Task directions ->
Scan each line of the entries below for the word "price" and count the ones where it appears. The answer is that number alone.

[Page and application data records]
•••

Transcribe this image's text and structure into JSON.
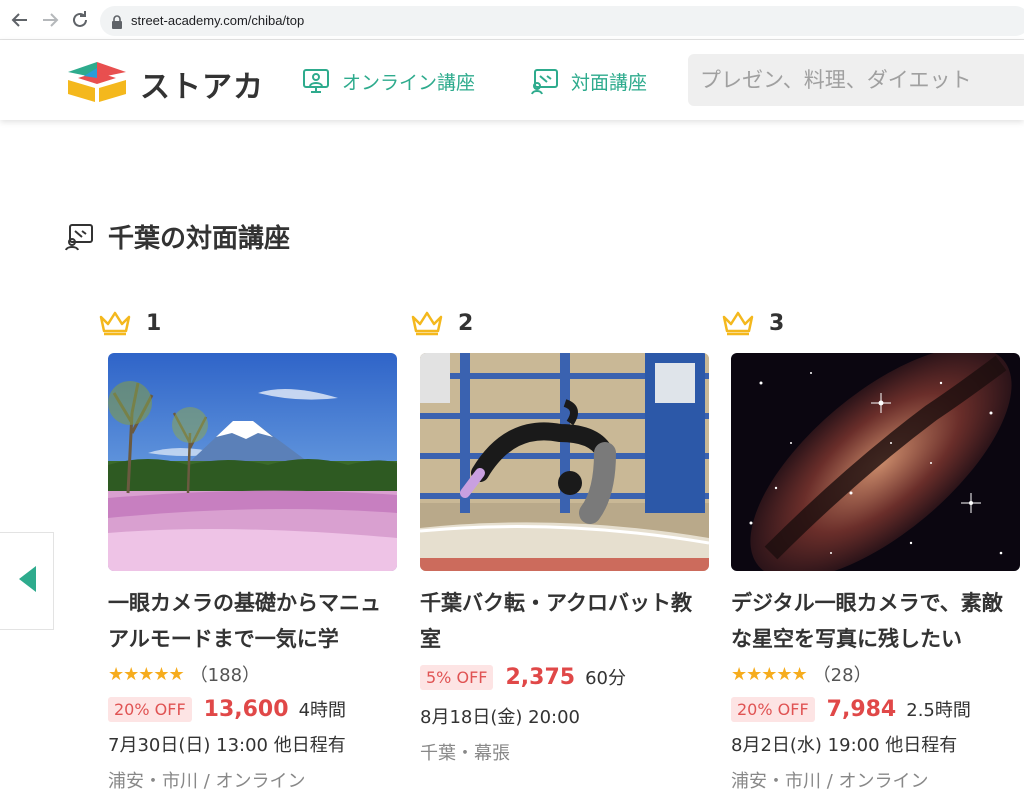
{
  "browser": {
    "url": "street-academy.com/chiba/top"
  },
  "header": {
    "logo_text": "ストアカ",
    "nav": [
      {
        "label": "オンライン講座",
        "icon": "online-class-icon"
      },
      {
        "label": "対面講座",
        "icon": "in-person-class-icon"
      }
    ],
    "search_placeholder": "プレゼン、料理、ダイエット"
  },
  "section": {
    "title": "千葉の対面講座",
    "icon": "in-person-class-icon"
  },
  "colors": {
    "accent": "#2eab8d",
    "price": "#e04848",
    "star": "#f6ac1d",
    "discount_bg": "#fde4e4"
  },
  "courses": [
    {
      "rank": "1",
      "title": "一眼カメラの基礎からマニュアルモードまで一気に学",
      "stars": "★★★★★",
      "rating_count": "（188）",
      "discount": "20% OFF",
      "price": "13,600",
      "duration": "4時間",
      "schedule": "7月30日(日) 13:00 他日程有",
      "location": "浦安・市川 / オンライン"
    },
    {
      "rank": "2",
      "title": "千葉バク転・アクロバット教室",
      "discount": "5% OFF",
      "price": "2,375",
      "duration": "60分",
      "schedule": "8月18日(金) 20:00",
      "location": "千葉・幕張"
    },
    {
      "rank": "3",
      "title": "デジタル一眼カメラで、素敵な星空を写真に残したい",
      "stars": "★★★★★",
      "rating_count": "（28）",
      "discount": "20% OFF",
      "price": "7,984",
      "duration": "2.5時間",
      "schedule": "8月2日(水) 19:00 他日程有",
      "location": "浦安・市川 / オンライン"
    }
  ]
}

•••

Solution below ->
4